DIRECTIONS FOR THIS TASK: Each record must be written out again exactly. Skip any picture it contains.

──────── TASK MATERIAL

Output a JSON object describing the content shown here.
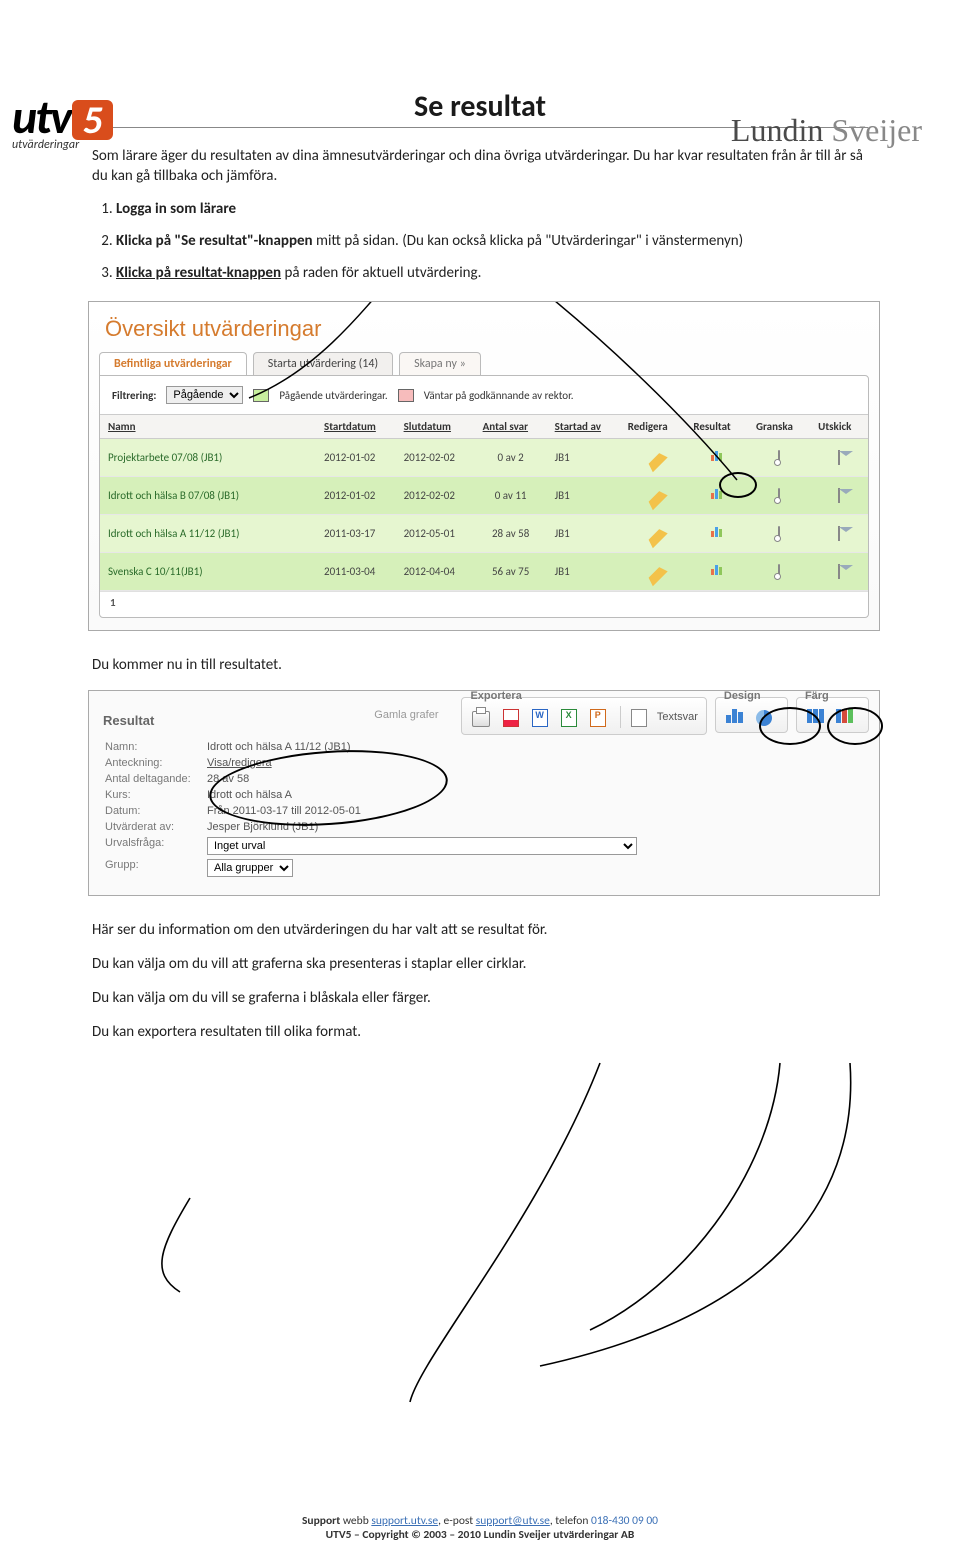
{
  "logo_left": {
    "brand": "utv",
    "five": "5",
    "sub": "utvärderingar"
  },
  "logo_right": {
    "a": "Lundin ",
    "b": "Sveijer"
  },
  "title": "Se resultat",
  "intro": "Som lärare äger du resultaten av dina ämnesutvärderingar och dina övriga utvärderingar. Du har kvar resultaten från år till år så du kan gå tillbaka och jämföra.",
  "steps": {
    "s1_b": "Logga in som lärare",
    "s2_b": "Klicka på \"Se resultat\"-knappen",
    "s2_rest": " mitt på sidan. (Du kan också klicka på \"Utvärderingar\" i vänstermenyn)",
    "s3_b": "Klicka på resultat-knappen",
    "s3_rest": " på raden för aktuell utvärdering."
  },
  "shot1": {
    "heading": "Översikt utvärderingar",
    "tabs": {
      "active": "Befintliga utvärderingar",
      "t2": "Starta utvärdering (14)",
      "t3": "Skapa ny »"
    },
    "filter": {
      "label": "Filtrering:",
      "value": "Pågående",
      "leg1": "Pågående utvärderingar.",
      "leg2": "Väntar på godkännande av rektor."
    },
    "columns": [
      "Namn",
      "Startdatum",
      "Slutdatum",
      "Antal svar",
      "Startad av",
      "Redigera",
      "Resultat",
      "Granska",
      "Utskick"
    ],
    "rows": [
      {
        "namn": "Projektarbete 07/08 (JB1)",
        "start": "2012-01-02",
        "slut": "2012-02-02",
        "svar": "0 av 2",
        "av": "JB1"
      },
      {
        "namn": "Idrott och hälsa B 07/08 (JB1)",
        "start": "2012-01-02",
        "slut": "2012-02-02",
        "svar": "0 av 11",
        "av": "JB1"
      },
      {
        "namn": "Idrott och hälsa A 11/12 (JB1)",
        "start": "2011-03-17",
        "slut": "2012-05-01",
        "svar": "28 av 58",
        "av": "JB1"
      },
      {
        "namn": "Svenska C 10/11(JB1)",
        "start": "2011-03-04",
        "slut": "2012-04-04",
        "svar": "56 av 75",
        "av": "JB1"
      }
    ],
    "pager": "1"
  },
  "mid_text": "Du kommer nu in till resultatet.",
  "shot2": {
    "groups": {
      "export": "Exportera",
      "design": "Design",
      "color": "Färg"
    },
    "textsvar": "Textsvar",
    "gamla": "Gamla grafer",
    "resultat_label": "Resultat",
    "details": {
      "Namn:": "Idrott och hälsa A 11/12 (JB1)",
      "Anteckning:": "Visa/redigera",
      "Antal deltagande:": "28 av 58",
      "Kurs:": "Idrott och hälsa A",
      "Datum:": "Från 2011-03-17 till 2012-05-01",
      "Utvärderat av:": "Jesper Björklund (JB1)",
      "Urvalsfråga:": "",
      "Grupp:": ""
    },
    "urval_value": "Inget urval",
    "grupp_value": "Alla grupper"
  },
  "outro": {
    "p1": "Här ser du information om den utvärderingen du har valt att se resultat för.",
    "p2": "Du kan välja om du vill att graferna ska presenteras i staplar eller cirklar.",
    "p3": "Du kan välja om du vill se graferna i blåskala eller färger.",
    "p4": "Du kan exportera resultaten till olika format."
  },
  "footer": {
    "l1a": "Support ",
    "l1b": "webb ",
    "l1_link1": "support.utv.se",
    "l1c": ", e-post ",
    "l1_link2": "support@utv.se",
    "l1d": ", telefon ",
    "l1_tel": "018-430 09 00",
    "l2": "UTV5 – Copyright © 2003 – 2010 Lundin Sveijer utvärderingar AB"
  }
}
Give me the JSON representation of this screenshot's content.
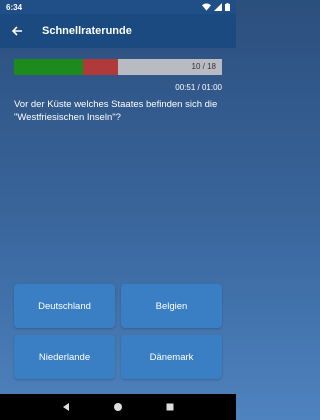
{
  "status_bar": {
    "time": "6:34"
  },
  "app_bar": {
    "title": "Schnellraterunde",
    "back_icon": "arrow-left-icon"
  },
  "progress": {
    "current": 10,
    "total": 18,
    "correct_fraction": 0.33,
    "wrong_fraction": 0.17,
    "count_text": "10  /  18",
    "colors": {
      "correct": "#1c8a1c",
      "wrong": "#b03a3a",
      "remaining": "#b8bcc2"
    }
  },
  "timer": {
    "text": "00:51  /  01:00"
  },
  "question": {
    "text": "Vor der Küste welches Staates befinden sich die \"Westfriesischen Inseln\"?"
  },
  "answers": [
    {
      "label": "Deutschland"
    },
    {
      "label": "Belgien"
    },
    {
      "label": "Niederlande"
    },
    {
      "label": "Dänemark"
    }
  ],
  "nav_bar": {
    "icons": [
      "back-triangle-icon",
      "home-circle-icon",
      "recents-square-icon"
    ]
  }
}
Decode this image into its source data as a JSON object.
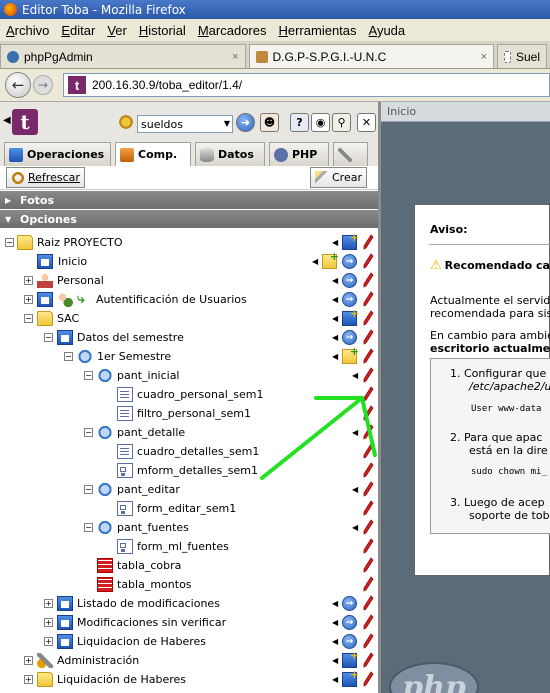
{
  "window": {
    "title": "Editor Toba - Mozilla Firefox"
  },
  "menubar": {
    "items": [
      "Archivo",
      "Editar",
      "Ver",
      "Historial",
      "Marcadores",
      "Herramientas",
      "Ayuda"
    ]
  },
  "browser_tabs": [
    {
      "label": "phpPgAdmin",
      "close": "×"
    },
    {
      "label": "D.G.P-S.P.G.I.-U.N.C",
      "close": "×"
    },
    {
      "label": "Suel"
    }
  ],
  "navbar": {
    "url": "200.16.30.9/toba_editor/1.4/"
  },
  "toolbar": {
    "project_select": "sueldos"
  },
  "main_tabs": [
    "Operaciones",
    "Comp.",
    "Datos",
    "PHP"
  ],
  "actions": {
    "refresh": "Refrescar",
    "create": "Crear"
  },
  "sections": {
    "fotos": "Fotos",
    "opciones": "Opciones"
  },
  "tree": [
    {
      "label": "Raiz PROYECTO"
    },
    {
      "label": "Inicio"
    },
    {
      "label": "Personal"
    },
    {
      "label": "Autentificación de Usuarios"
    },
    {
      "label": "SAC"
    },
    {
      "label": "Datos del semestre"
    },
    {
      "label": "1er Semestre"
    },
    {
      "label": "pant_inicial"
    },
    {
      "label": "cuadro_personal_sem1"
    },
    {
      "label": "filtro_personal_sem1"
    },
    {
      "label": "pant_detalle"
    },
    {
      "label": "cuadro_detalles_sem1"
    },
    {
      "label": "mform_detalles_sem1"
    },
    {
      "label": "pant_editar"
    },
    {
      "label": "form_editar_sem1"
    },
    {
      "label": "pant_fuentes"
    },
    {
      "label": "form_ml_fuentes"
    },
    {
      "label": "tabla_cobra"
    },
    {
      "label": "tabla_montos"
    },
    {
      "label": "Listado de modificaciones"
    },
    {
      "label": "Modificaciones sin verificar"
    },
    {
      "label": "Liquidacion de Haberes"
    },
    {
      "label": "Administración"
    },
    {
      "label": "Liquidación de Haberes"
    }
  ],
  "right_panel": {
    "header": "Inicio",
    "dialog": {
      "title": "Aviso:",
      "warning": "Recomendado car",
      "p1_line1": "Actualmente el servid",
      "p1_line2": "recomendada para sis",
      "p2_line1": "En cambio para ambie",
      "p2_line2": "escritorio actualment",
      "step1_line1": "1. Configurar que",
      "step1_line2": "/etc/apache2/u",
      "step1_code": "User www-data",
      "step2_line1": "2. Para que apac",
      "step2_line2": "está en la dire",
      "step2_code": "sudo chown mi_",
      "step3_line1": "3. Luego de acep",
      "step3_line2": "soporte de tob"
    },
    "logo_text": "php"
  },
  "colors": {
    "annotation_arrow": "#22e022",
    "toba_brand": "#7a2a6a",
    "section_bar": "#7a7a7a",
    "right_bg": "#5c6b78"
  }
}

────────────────

RESPONSE:
Output a JSON object describing the content shown here.
{
  "logo_left": {
    "brand": "utv",
    "five": "5",
    "sub": "utvärderingar"
  },
  "logo_right": {
    "a": "Lundin ",
    "b": "Sveijer"
  },
  "title": "Se resultat",
  "intro": "Som lärare äger du resultaten av dina ämnesutvärderingar och dina övriga utvärderingar. Du har kvar resultaten från år till år så du kan gå tillbaka och jämföra.",
  "steps": {
    "s1_b": "Logga in som lärare",
    "s2_b": "Klicka på \"Se resultat\"-knappen",
    "s2_rest": " mitt på sidan. (Du kan också klicka på \"Utvärderingar\" i vänstermenyn)",
    "s3_b": "Klicka på resultat-knappen",
    "s3_rest": " på raden för aktuell utvärdering."
  },
  "shot1": {
    "heading": "Översikt utvärderingar",
    "tabs": {
      "active": "Befintliga utvärderingar",
      "t2": "Starta utvärdering (14)",
      "t3": "Skapa ny »"
    },
    "filter": {
      "label": "Filtrering:",
      "value": "Pågående",
      "leg1": "Pågående utvärderingar.",
      "leg2": "Väntar på godkännande av rektor."
    },
    "columns": [
      "Namn",
      "Startdatum",
      "Slutdatum",
      "Antal svar",
      "Startad av",
      "Redigera",
      "Resultat",
      "Granska",
      "Utskick"
    ],
    "rows": [
      {
        "namn": "Projektarbete 07/08 (JB1)",
        "start": "2012-01-02",
        "slut": "2012-02-02",
        "svar": "0 av 2",
        "av": "JB1"
      },
      {
        "namn": "Idrott och hälsa B 07/08 (JB1)",
        "start": "2012-01-02",
        "slut": "2012-02-02",
        "svar": "0 av 11",
        "av": "JB1"
      },
      {
        "namn": "Idrott och hälsa A 11/12 (JB1)",
        "start": "2011-03-17",
        "slut": "2012-05-01",
        "svar": "28 av 58",
        "av": "JB1"
      },
      {
        "namn": "Svenska C 10/11(JB1)",
        "start": "2011-03-04",
        "slut": "2012-04-04",
        "svar": "56 av 75",
        "av": "JB1"
      }
    ],
    "pager": "1"
  },
  "mid_text": "Du kommer nu in till resultatet.",
  "shot2": {
    "groups": {
      "export": "Exportera",
      "design": "Design",
      "color": "Färg"
    },
    "textsvar": "Textsvar",
    "gamla": "Gamla grafer",
    "resultat_label": "Resultat",
    "details": {
      "Namn:": "Idrott och hälsa A 11/12 (JB1)",
      "Anteckning:": "Visa/redigera",
      "Antal deltagande:": "28 av 58",
      "Kurs:": "Idrott och hälsa A",
      "Datum:": "Från 2011-03-17 till 2012-05-01",
      "Utvärderat av:": "Jesper Björklund (JB1)",
      "Urvalsfråga:": "",
      "Grupp:": ""
    },
    "urval_value": "Inget urval",
    "grupp_value": "Alla grupper"
  },
  "outro": {
    "p1": "Här ser du information om den utvärderingen du har valt att se resultat för.",
    "p2": "Du kan välja om du vill att graferna ska presenteras i staplar eller cirklar.",
    "p3": "Du kan välja om du vill se graferna i blåskala eller färger.",
    "p4": "Du kan exportera resultaten till olika format."
  },
  "footer": {
    "l1a": "Support ",
    "l1b": "webb ",
    "l1_link1": "support.utv.se",
    "l1c": ", e-post ",
    "l1_link2": "support@utv.se",
    "l1d": ", telefon ",
    "l1_tel": "018-430 09 00",
    "l2": "UTV5 – Copyright © 2003 – 2010 Lundin Sveijer utvärderingar AB"
  }
}
Give me the JSON representation of this screenshot's content.
{
  "status_bar": {
    "time": "6:34"
  },
  "app_bar": {
    "title": "Schnellraterunde",
    "back_icon": "arrow-left-icon"
  },
  "progress": {
    "current": 10,
    "total": 18,
    "correct_fraction": 0.33,
    "wrong_fraction": 0.17,
    "count_text": "10  /  18",
    "colors": {
      "correct": "#1c8a1c",
      "wrong": "#b03a3a",
      "remaining": "#b8bcc2"
    }
  },
  "timer": {
    "text": "00:51  /  01:00"
  },
  "question": {
    "text": "Vor der Küste welches Staates befinden sich die \"Westfriesischen Inseln\"?"
  },
  "answers": [
    {
      "label": "Deutschland"
    },
    {
      "label": "Belgien"
    },
    {
      "label": "Niederlande"
    },
    {
      "label": "Dänemark"
    }
  ],
  "nav_bar": {
    "icons": [
      "back-triangle-icon",
      "home-circle-icon",
      "recents-square-icon"
    ]
  }
}
Decode this image into its source data as a JSON object.
{
  "window": {
    "title": "Editor Toba - Mozilla Firefox"
  },
  "menubar": {
    "items": [
      "Archivo",
      "Editar",
      "Ver",
      "Historial",
      "Marcadores",
      "Herramientas",
      "Ayuda"
    ]
  },
  "browser_tabs": [
    {
      "label": "phpPgAdmin",
      "close": "×"
    },
    {
      "label": "D.G.P-S.P.G.I.-U.N.C",
      "close": "×"
    },
    {
      "label": "Suel"
    }
  ],
  "navbar": {
    "url": "200.16.30.9/toba_editor/1.4/"
  },
  "toolbar": {
    "project_select": "sueldos"
  },
  "main_tabs": [
    "Operaciones",
    "Comp.",
    "Datos",
    "PHP"
  ],
  "actions": {
    "refresh": "Refrescar",
    "create": "Crear"
  },
  "sections": {
    "fotos": "Fotos",
    "opciones": "Opciones"
  },
  "tree": [
    {
      "label": "Raiz PROYECTO"
    },
    {
      "label": "Inicio"
    },
    {
      "label": "Personal"
    },
    {
      "label": "Autentificación de Usuarios"
    },
    {
      "label": "SAC"
    },
    {
      "label": "Datos del semestre"
    },
    {
      "label": "1er Semestre"
    },
    {
      "label": "pant_inicial"
    },
    {
      "label": "cuadro_personal_sem1"
    },
    {
      "label": "filtro_personal_sem1"
    },
    {
      "label": "pant_detalle"
    },
    {
      "label": "cuadro_detalles_sem1"
    },
    {
      "label": "mform_detalles_sem1"
    },
    {
      "label": "pant_editar"
    },
    {
      "label": "form_editar_sem1"
    },
    {
      "label": "pant_fuentes"
    },
    {
      "label": "form_ml_fuentes"
    },
    {
      "label": "tabla_cobra"
    },
    {
      "label": "tabla_montos"
    },
    {
      "label": "Listado de modificaciones"
    },
    {
      "label": "Modificaciones sin verificar"
    },
    {
      "label": "Liquidacion de Haberes"
    },
    {
      "label": "Administración"
    },
    {
      "label": "Liquidación de Haberes"
    }
  ],
  "right_panel": {
    "header": "Inicio",
    "dialog": {
      "title": "Aviso:",
      "warning": "Recomendado car",
      "p1_line1": "Actualmente el servid",
      "p1_line2": "recomendada para sis",
      "p2_line1": "En cambio para ambie",
      "p2_line2": "escritorio actualment",
      "step1_line1": "1. Configurar que",
      "step1_line2": "/etc/apache2/u",
      "step1_code": "User www-data",
      "step2_line1": "2. Para que apac",
      "step2_line2": "está en la dire",
      "step2_code": "sudo chown mi_",
      "step3_line1": "3. Luego de acep",
      "step3_line2": "soporte de tob"
    },
    "logo_text": "php"
  },
  "colors": {
    "annotation_arrow": "#22e022",
    "toba_brand": "#7a2a6a",
    "section_bar": "#7a7a7a",
    "right_bg": "#5c6b78"
  }
}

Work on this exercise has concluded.